Virginia’s department of elections said on Friday that nearly all those affected had been reinstated and were receiving notification. Voting rights groups, who have spent weeks pressing the state for more information, are concerned there will still be confusion and want assurances there aren’t more affected voters.
“If you are somebody who has had their rights restored and you’re unsure whether you’ve been affected or not, there’s just such [a] chilling effect,” said Tram Nguyen, the co-executive director of New Virginia Majority, a non-profit civic engagement group.

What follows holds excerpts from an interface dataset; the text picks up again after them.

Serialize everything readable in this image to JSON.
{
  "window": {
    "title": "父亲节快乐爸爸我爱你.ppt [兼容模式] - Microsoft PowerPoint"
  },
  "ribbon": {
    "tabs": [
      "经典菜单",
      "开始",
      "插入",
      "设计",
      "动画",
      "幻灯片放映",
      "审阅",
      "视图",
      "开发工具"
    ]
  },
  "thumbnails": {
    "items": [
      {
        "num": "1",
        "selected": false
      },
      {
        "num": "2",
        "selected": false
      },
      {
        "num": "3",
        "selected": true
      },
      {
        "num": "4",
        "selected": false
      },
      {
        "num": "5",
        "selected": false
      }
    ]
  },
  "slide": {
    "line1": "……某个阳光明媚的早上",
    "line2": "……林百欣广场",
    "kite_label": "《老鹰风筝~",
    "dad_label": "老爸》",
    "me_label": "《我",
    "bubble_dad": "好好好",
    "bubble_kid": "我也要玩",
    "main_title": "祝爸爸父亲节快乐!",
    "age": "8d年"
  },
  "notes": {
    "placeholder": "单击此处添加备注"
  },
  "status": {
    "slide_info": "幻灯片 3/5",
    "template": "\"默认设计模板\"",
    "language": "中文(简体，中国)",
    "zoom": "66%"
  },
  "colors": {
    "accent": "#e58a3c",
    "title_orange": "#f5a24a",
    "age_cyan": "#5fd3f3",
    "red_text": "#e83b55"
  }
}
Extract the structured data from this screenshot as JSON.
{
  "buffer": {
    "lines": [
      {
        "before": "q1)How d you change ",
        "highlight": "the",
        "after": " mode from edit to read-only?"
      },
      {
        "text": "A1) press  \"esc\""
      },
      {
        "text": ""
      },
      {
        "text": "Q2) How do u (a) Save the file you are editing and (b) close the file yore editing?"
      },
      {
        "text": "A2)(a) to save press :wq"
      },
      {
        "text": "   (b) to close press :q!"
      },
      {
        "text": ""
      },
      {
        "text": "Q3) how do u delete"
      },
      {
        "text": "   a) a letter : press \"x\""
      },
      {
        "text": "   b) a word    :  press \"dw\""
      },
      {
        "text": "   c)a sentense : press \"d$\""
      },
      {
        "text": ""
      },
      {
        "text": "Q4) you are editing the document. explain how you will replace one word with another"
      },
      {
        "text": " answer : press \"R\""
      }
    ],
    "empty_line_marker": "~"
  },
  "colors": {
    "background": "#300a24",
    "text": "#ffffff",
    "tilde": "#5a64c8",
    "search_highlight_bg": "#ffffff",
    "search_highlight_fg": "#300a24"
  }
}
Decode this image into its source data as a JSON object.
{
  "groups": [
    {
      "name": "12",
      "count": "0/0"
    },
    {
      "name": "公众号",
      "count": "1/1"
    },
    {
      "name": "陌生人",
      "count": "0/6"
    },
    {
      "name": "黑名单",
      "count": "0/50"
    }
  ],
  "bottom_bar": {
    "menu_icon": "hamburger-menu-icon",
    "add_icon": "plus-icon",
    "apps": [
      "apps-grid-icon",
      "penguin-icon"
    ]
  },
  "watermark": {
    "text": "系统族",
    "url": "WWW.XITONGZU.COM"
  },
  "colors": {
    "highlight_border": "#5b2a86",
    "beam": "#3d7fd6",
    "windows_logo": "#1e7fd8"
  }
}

Democratic members from Virginia’s congressional delegation called on the justice department to investigate the matter. A justice department spokesperson declined to comment on the request. Porter, the governor’s spokesperson, referred questions to the Virginia department of elections, which did not respond to a request for comment. Youngkin has asked Virginia’s inspector general to investigate the issue.
“We really have no way to know if 3,400 is accurate,” said Shawn Weneta, a policy and advocacy strategist at the Virginia chapter of the American Civil Liberties Union. “The administration still is refusing to be transparent with voters about how it happened.”
It’s also unclear what information the state is providing to voters to explain the issue. Weneta provided a letter to the Guardian that was sent to one person who was wrongly removed that informed him he was newly registered to vote with no explanation of why he had been removed.
Making sure those affected receive a thorough explanation is critical. When someone is removed, they typically receive a letter from election officials informing them of the reason they’re being removed. Even though Virginia has same-day registration, people who show up at the polls and find out they have been purged might not have all the information they need to register on the spot, said Sheba Williams, who runs Nolef Turns, a group that advocates for people with felony convictions.
“The reality is we are now eight days away from an election and many of these voters likely received a letter from their registrar … saying that their voting rights had been revoked,” Aaron Mukerjee, an attorney who is leading voter-protection efforts for the Democratic party of Virginia, said on Monday. “This is all a bit too late. The deadline for requesting an absentee ballot has already passed. The deadline to register without having to do same-day registration has already passed.”